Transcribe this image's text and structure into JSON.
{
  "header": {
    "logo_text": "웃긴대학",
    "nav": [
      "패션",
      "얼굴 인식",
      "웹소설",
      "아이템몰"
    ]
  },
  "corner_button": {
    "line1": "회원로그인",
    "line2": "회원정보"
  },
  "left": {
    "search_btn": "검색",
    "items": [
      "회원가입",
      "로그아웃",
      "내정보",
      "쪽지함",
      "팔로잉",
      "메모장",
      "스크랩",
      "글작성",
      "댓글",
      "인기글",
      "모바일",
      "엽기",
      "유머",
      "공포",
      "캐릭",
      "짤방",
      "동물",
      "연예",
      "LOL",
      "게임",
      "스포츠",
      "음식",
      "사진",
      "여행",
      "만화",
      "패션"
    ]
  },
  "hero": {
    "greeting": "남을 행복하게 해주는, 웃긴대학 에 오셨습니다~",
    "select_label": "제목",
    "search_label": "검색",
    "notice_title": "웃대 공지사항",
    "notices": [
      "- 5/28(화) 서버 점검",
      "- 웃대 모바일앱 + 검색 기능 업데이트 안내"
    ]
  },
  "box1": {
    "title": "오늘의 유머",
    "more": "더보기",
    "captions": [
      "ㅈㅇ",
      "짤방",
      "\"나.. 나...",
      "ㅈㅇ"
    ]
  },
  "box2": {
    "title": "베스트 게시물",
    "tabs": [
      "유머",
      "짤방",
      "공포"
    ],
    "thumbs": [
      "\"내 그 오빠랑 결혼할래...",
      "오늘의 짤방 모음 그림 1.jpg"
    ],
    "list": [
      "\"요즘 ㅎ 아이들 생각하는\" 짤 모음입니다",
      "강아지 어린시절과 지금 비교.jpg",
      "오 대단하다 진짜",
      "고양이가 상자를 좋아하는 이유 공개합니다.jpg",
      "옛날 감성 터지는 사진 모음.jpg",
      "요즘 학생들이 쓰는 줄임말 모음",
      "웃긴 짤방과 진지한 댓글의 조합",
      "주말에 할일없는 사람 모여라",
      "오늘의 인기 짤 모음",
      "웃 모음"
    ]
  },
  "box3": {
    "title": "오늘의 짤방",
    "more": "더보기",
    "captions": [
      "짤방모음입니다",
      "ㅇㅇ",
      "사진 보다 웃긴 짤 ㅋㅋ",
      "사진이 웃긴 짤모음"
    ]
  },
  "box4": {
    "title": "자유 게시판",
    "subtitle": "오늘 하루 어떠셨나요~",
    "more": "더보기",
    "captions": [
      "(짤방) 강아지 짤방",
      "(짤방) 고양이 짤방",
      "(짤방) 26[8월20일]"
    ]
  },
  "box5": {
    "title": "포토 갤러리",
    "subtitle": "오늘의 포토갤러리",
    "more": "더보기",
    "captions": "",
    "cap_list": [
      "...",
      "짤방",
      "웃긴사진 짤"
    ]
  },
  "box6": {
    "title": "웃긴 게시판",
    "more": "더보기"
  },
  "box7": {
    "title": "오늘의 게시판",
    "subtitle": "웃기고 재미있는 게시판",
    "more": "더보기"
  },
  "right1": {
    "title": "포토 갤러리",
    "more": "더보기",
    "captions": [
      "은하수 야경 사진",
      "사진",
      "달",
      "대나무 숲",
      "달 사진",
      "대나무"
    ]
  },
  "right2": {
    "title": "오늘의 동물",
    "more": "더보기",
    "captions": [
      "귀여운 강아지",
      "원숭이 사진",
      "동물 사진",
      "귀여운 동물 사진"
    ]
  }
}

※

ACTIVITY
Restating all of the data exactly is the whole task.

YOUR RESPONSE
Transcribe this image's text and structure into JSON.
{
  "header": {
    "logo_text": "웃긴대학",
    "nav": [
      "패션",
      "얼굴 인식",
      "웹소설",
      "아이템몰"
    ]
  },
  "corner_button": {
    "line1": "회원로그인",
    "line2": "회원정보"
  },
  "left": {
    "search_btn": "검색",
    "items": [
      "회원가입",
      "로그아웃",
      "내정보",
      "쪽지함",
      "팔로잉",
      "메모장",
      "스크랩",
      "글작성",
      "댓글",
      "인기글",
      "모바일",
      "엽기",
      "유머",
      "공포",
      "캐릭",
      "짤방",
      "동물",
      "연예",
      "LOL",
      "게임",
      "스포츠",
      "음식",
      "사진",
      "여행",
      "만화",
      "패션"
    ]
  },
  "hero": {
    "greeting": "남을 행복하게 해주는, 웃긴대학 에 오셨습니다~",
    "select_label": "제목",
    "search_label": "검색",
    "notice_title": "웃대 공지사항",
    "notices": [
      "- 5/28(화) 서버 점검",
      "- 웃대 모바일앱 + 검색 기능 업데이트 안내"
    ]
  },
  "box1": {
    "title": "오늘의 유머",
    "more": "더보기",
    "captions": [
      "ㅈㅇ",
      "짤방",
      "\"나.. 나...",
      "ㅈㅇ"
    ]
  },
  "box2": {
    "title": "베스트 게시물",
    "tabs": [
      "유머",
      "짤방",
      "공포"
    ],
    "thumbs": [
      "\"내 그 오빠랑 결혼할래...",
      "오늘의 짤방 모음 그림 1.jpg"
    ],
    "list": [
      "\"요즘 ㅎ 아이들 생각하는\" 짤 모음입니다",
      "강아지 어린시절과 지금 비교.jpg",
      "오 대단하다 진짜",
      "고양이가 상자를 좋아하는 이유 공개합니다.jpg",
      "옛날 감성 터지는 사진 모음.jpg",
      "요즘 학생들이 쓰는 줄임말 모음",
      "웃긴 짤방과 진지한 댓글의 조합",
      "주말에 할일없는 사람 모여라",
      "오늘의 인기 짤 모음",
      "웃 모음"
    ]
  },
  "box3": {
    "title": "오늘의 짤방",
    "more": "더보기",
    "captions": [
      "짤방모음입니다",
      "ㅇㅇ",
      "사진 보다 웃긴 짤 ㅋㅋ",
      "사진이 웃긴 짤모음"
    ]
  },
  "box4": {
    "title": "자유 게시판",
    "subtitle": "오늘 하루 어떠셨나요~",
    "more": "더보기",
    "captions": [
      "(짤방) 강아지 짤방",
      "(짤방) 고양이 짤방",
      "(짤방) 26[8월20일]"
    ]
  },
  "box5": {
    "title": "포토 갤러리",
    "subtitle": "오늘의 포토갤러리",
    "more": "더보기",
    "captions": "",
    "cap_list": [
      "...",
      "짤방",
      "웃긴사진 짤"
    ]
  },
  "box6": {
    "title": "웃긴 게시판",
    "more": "더보기"
  },
  "box7": {
    "title": "오늘의 게시판",
    "subtitle": "웃기고 재미있는 게시판",
    "more": "더보기"
  },
  "right1": {
    "title": "포토 갤러리",
    "more": "더보기",
    "captions": [
      "은하수 야경 사진",
      "사진",
      "달",
      "대나무 숲",
      "달 사진",
      "대나무"
    ]
  },
  "right2": {
    "title": "오늘의 동물",
    "more": "더보기",
    "captions": [
      "귀여운 강아지",
      "원숭이 사진",
      "동물 사진",
      "귀여운 동물 사진"
    ]
  }
}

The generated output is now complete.